Tourists to learn about tikanga Māori to avoid causing offense

By Jessica Tyson

New Zealand tourism agencies are working on ways to educate tourists about tikanga Māori, so that visitors avoid causing offense to iwi when visiting significant Māori sites.

It comes following the release of a report by the Ministry of Business, Innovation and Employment which has recommended Tourism New Zealand and New Zealand Māori Tourism work closer together to develop Māori tourism businesses.

In recent years, significant sites that have been affected by the behaviour of visitors include the Waitakere Ranges, Mount Taranaki, Mātapouri Mermaid Pools and Tongariro National Park.

Deputy Chief Executive, NZ Māori Tourism Hoki-mai Chong says there have been occasions where people have "gone to the toilet in the ngāhere, or even in the street and so that’s not something that we as a society are used to...If you wouldn’t do it at home why do you think it’s permissible to do it here.”

The majority of tracks at the Waitākere Ranges were officially closed in 2018 in a bid to stop the spread of kauri dieback disease.

To teach visitors about tikanga, seven top tourism agencies in Aotearoa have started a campaign Tiaki.

“That provides some guidelines for visitors to New Zealand about how to respect our environment, our culture, our people and how to behave,” says Chong.

New Zealand Tourism chief executive Chris Roberts says tourism operators will be encouraged to use the material to teach visitors.

“It’s all about having respect and care for New Zealand when you’re around the country and that implies to visitors from overseas as it does to Kiwis travelling around Aotearoa, that they also need to care for this place.”

Roberts says the campaign will be seen on airlines and social media. The campaign will also be widely promoted leading into summer.

An official rāhui was put in place in April 2019 at the Matapouri Mermaid Pools.

Roberts says Māori culture is the unique point of difference for the New Zealand tourism industry.

“We should all be thinking about how we incorporate Māori tikanga into our tourism products.”

Tourism is New Zealand's biggest export earner, contributing $16.2 billion or 20.6 percent of New Zealand's foreign exchange earnings, according to statistics from 2018.

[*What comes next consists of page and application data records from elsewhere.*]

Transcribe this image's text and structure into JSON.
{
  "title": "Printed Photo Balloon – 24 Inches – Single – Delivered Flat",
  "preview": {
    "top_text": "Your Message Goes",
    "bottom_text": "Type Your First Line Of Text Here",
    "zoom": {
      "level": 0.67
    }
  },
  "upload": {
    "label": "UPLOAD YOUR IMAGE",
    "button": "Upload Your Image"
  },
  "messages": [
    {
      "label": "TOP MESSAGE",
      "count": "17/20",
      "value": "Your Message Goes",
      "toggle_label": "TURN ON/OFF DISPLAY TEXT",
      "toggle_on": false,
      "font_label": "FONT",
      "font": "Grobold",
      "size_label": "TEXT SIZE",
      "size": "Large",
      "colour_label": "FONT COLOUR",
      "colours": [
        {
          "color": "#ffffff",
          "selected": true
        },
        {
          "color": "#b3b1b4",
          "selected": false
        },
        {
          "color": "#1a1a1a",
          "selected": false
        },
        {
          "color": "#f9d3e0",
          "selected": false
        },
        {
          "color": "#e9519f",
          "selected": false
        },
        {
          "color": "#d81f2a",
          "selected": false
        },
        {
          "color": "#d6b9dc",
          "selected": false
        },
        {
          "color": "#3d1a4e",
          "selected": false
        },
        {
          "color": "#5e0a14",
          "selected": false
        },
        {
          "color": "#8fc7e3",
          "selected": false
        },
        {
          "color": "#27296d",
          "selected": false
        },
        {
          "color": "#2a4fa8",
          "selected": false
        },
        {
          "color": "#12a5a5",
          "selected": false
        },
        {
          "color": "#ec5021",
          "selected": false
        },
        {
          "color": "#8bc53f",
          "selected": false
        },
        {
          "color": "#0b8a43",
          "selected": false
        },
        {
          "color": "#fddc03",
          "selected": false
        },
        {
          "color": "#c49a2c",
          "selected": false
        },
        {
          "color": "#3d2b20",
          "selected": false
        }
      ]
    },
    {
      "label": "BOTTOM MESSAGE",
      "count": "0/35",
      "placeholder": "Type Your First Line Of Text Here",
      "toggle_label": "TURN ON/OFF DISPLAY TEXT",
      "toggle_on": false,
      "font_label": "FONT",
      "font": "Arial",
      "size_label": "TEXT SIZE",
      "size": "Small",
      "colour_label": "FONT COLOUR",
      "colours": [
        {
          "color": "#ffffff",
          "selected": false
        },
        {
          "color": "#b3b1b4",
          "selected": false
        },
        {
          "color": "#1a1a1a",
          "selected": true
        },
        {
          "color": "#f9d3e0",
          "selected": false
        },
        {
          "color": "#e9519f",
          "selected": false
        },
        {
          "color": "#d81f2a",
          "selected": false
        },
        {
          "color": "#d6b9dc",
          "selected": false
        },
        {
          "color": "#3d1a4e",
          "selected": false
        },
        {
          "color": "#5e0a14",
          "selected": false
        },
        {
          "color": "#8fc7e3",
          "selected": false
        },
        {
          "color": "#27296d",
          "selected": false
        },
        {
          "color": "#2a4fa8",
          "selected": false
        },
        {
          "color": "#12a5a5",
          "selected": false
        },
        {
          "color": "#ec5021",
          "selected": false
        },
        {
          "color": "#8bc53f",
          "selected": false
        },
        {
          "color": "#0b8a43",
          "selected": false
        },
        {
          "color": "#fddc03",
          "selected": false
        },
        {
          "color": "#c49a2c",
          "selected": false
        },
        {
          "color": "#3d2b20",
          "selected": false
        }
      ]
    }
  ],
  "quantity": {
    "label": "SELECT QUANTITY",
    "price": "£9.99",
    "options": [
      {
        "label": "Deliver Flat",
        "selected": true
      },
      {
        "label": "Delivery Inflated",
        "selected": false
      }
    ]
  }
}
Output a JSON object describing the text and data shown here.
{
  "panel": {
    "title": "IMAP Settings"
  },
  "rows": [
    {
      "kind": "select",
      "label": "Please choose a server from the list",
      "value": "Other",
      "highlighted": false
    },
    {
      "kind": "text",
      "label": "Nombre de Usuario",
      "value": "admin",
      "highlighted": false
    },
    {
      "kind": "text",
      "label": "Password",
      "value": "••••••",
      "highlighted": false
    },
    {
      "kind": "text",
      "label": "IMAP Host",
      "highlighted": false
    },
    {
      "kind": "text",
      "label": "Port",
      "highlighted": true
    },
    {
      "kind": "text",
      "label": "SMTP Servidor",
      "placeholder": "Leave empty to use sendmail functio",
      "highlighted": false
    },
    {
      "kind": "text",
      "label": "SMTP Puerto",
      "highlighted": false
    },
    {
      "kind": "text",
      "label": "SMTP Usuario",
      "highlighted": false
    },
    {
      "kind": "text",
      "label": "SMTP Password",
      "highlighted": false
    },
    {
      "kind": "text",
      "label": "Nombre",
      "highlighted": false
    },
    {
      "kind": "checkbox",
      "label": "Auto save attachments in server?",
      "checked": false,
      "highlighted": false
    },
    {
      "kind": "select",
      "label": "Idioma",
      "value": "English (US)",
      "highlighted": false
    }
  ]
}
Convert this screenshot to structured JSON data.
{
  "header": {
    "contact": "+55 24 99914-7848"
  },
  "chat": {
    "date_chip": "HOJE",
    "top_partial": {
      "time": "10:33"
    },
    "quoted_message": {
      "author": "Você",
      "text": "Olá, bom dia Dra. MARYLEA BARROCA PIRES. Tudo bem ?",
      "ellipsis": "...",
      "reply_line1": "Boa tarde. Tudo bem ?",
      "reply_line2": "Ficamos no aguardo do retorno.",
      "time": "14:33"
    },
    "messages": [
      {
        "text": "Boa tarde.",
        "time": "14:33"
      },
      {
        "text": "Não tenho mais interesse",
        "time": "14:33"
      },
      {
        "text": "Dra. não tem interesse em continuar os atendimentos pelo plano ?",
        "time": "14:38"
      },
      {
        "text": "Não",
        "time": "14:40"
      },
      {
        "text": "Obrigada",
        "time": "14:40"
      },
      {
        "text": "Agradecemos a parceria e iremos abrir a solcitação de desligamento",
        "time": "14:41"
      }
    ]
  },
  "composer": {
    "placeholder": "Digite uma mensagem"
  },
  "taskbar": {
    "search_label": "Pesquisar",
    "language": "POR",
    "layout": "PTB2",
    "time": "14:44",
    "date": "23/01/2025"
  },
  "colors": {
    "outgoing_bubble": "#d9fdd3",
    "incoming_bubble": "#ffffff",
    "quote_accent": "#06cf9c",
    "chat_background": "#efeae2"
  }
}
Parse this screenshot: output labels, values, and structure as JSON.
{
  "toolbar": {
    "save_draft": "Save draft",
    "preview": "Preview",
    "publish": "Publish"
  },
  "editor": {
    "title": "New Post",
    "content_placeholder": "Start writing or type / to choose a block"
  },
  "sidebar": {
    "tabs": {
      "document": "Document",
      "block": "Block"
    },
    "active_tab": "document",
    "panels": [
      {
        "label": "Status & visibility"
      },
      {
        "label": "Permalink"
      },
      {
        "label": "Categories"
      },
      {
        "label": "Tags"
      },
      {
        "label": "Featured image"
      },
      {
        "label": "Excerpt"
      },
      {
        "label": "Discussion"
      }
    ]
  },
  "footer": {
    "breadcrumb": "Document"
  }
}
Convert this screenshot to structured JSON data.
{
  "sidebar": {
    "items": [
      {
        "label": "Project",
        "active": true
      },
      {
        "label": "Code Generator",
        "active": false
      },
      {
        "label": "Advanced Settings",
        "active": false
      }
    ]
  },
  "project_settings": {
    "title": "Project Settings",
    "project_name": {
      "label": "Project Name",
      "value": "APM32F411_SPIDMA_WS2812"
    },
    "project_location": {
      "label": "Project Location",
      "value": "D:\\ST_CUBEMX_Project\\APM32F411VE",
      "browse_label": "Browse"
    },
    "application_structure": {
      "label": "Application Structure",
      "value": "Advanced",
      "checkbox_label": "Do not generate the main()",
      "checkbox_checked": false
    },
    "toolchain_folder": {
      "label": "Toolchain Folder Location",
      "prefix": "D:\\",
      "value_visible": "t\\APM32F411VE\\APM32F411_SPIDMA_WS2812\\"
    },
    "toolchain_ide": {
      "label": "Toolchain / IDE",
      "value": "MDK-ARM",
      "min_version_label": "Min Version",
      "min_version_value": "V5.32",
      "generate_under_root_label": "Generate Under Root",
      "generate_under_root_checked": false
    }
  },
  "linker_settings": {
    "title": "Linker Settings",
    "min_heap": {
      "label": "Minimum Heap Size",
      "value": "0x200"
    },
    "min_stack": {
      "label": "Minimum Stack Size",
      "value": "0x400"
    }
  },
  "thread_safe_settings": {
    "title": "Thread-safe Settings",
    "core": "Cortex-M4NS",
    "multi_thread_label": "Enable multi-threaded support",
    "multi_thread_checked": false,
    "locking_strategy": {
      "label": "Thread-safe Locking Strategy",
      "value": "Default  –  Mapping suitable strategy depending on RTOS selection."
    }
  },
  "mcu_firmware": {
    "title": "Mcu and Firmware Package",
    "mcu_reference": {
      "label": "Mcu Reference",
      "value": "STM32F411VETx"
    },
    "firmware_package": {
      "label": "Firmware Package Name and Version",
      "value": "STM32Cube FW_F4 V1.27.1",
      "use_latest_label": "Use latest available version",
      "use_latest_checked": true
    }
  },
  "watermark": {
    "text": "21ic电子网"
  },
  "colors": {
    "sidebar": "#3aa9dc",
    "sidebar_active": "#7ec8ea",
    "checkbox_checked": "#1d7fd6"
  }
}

“In 2010 Māori tourism was contributing about approximately half a billion dollars. Now we're about two billion dollars. But for us the target in 2025 if four billion dollars,” says Chong.

Tourism numbers in the Tongariro National Park have caused concern for local iwi for years.

The new border tax implemented today is expected to bring $80 million a year to go towards conservation and tourism projects.

“There's already been some money allocated to develop a marae tourism experience in Northland so there will be opportunities for good sound projects and I’m sure that amongst those will be some Māori tourism products,” says Roberts.